Boston - A research team from the Massachusetts General Hospital (MGH) and Brigham and Women's Hospital (BWH) has found that elevated cholesterol levels appear to be a risk factor for preeclampsia, a condition of pregnancy that can have dangerous consequences for both the mother and child. The report analyzed data from the Nurses' Health Study II, which is based at the Harvard School of Public Health and BWH, and appears in the October issue of Obstetrics and Gynecology.
"This may prove to be one of the few controllable risk factors for preeclampsia, a disorder for which we have no treatment and one that affects thousands of women every year," says Ravi Thadhani, MD, MPH, of the MGH Renal Unit and the Channing Laboratory at BWH, the study's first author. "We need to learn more about exactly which lipids are involved in this observation, but it's a first step toward developing effective prevention techniques."
Much is still unknown about the ultimate cause of preeclampsia or toxemia, a condition in which a pregnant woman develops high blood pressure and other metabolic abnormalities.
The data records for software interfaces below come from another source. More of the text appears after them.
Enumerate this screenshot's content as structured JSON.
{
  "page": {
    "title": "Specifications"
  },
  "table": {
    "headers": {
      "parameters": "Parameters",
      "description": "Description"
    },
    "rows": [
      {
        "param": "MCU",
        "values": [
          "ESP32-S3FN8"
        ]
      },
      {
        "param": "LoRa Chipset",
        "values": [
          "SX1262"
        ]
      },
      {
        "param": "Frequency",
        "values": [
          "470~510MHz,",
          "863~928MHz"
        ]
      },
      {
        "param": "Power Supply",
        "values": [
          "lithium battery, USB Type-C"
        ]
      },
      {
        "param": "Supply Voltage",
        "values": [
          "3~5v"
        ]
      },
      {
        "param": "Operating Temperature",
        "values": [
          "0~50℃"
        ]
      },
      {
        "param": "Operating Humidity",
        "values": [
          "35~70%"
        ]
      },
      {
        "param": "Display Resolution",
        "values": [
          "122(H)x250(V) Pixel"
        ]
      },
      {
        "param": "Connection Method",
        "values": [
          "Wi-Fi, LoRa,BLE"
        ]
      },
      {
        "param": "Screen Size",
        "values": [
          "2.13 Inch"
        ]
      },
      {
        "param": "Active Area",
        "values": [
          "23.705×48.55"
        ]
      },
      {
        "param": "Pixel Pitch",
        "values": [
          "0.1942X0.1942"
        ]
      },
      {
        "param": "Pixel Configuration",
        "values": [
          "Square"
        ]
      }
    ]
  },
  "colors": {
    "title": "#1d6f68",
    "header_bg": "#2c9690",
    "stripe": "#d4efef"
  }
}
If not appropriately managed, a woman with preeclampsia can proceed to eclampsia - characterized by seizures - or liver or kidney failure. Any of these complications can prove fatal.
Preeclampsia also increases the risk of premature delivery or may make it necessary to perform an emergency cesarean, since delivery is the only real cure for the condition. In such instances, the baby faces the numerous risks associated with prematurity. It is estimated that preeclampsia occurs in 5 percent of pregnancies and is more common in women having their first pregnancy. While preexisting diabetes and high blood pressure have been identified as risk factors, standard treatments for those conditions have not been effective in reducing the risk.
"We wanted to look at factors that could be modified before pregnancy or early
on and may play an important role in the disorder,
Contact: Susan McGreevey
Massachusetts General Hospital